Thank you for your thoughtful reply.
1) Both farmers and consumers (who may overlap) could benefit if food aid of advanced economies was purchased locally.
2) Vulnerability to price spikes could be addressed by improved resilience of local crops to weather and by better local storage practices.
3) A developing country with majority subsistence population should invest into rural development so that farmers can first feed themselves securely and second engage in trade of their surpluses as well as diversify their production from just agriculture.
More replies, thanks! I like the emboldened sentences.
I am just thinking if this course does not perpetuate the problem of those from advanced economies taking care of their close ones while leaving those in developing economies further behind, unattended to.
Then, students of this course would feel great about making differences that are net-negative, considering the opportunity cost of not aiding more distant people much more cost-effectively (viz the amount it takes (few hundred USD) to change one's life through GD).
I acknowledge that helping the world is briefly mentioned at the end, but overall, this course much more advocates for local involvement. Thus, unless this course is run in 'globally diverse' groups, it may not improve the world structures toward greater inclusion and generosity very effectively. Please correct me if I am wrong.
Hm. It may be both - the opportunity cost (if one loses one QALY, they lose some percentage of annual income) and the value it costs to extend life for one QALY (e. g. through vaccine or micronutrient supplementation).
I actually dread it is the opportunity cost only, to which healthcare intervention costs are compared. For example, if an additional farmer contributes only $3 per year, because their work can be done by family members, then a global health organization will not support that farmer's health if it costs more than $3 per QALY.
I guess that for the last column, this cannot be proven - too many variables can influence economic development so that one cannot be isolated controlling for all others.
For column 1, I guess scholarships, contract teachers, irrigation, performance pay, if any.
For column 2, perhaps similar to guess in column 1, plus why would we test these areas in developed, as opposed to developing, economies? Findings from developed economies may not be generalizable to developing countries.
For column 3, I guess the finance- and tech-related areas.
Plus, the working link is here.
Findings on page 27 are shocking, speak for bed nets (they help with malaria), conditional and unconditional cash transfers (help with schooling), micronutrients should help with diarrhea and anemia. Otherwise not much impact can be proven. I guess an argument for AMF and GD.
Yeah, the value of QALY is about 100% of GDP per capita in an advanced economy (Huang et al.) and 1%-59% in developing countries (Woods et al.).
Woods thus implies one can purchase quality lives in some of the poorest economies for as little as $3 per QALY * 60 years of life = $180.
Valuing all persons equally, this is such a great deal?
Thanks! This is interesting. I studied lobbying in my MA program in Washington, DC.
1. Could you please embolden (make bold) parts (in every paragraph or once in few paragraphs) that you find particularly important? This would help readers to orient themselves in the text better and skim more easily.
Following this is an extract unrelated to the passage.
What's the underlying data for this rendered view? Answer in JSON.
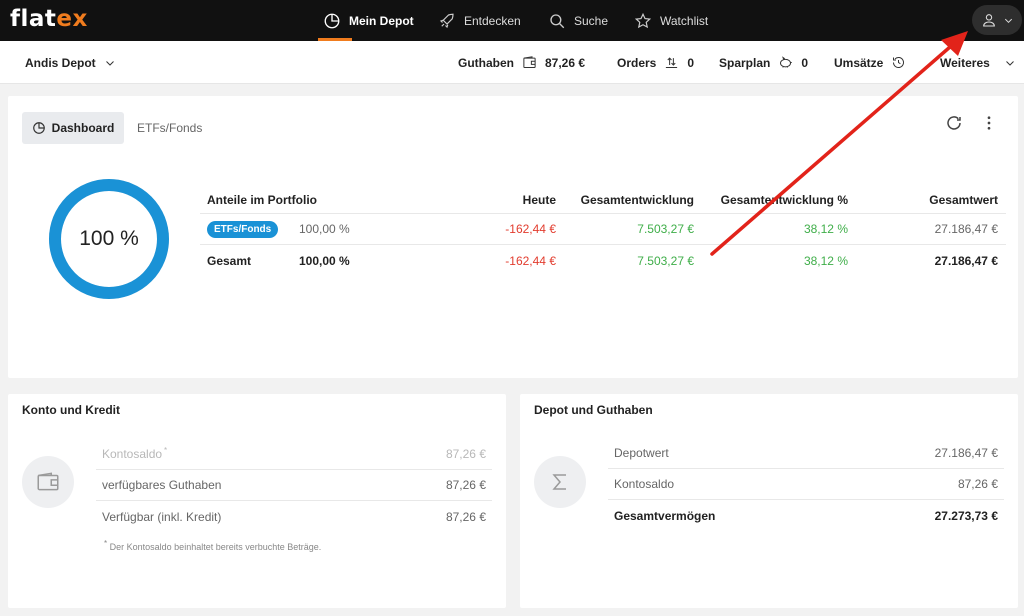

2. I submitted some comments - can you see them? Please let me know what you think about them.
Maybe, more than education by itself, you then value empowerment, equality, dignity, respect, lack of abuse, one's ability to have a perspective which is valued, one's ability to be considered as opposed to used, one's ability to live for oneself as opposed to be forced to live for others, and an environment which is cooperative as opposed to abusive alongside the lines of characteristics assigned to an individual by society (at birth). Education is just means for achieving these goals.
Thanks for the article!!
I think that everyone will be right if LAYS (the unit of quality education provided) is linked to QALYs (the unit of quality life years provided).
Please submit a request to the World Bank (which developed LAYS) and the UK Medical Research Council (which aims to improve the QALY measure).
I think what would really resolve your debate would be associating a quality of life measure to education outcomes as well as to time spent in school. See Whitehead and Ali on assigning health-related quality of life (HRQoL) value to different health outcomes.